• **Task directions**: Count every line below that contains "name", then state the total with no other output.

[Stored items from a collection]
◆ ◆ ◆ ◆
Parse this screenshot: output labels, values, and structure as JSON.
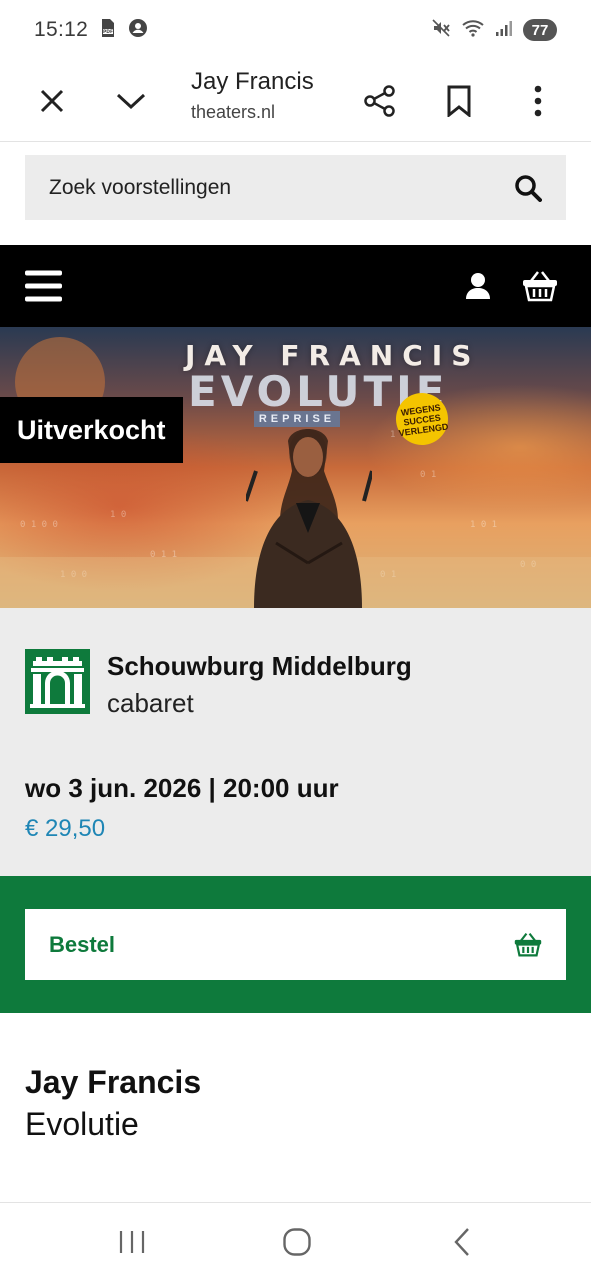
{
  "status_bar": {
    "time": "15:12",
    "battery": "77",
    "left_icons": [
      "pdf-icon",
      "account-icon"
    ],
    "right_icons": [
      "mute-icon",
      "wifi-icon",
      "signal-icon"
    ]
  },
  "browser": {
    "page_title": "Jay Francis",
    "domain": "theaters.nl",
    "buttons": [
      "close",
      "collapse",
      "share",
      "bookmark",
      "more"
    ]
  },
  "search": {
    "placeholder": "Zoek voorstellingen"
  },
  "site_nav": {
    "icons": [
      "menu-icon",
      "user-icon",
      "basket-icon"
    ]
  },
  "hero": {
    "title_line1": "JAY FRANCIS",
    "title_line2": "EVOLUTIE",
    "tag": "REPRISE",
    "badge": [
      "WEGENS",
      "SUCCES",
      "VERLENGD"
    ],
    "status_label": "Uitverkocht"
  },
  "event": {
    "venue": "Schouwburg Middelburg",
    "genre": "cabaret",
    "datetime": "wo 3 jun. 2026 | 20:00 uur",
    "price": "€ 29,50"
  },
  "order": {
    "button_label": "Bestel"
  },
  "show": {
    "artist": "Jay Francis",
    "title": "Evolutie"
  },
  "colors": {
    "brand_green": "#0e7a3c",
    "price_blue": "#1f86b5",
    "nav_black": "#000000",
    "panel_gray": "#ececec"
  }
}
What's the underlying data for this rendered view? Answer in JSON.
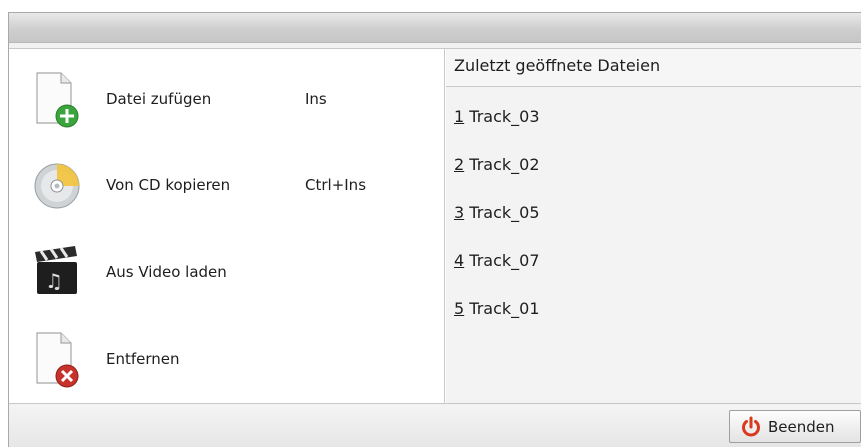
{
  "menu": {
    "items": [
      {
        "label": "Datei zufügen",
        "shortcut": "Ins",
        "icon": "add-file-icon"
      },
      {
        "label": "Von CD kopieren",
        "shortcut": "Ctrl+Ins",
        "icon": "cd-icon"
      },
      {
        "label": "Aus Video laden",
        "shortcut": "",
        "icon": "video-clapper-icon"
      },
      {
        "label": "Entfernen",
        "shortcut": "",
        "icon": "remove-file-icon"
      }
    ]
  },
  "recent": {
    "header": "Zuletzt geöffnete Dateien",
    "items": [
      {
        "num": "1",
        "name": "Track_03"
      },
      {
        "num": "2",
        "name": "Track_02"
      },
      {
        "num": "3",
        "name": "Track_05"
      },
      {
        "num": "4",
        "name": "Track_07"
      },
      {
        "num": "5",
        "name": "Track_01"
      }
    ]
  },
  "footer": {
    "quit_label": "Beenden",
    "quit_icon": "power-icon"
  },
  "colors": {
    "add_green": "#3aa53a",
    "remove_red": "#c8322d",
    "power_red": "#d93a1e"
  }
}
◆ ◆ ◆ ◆
• **Answer for the task**: 5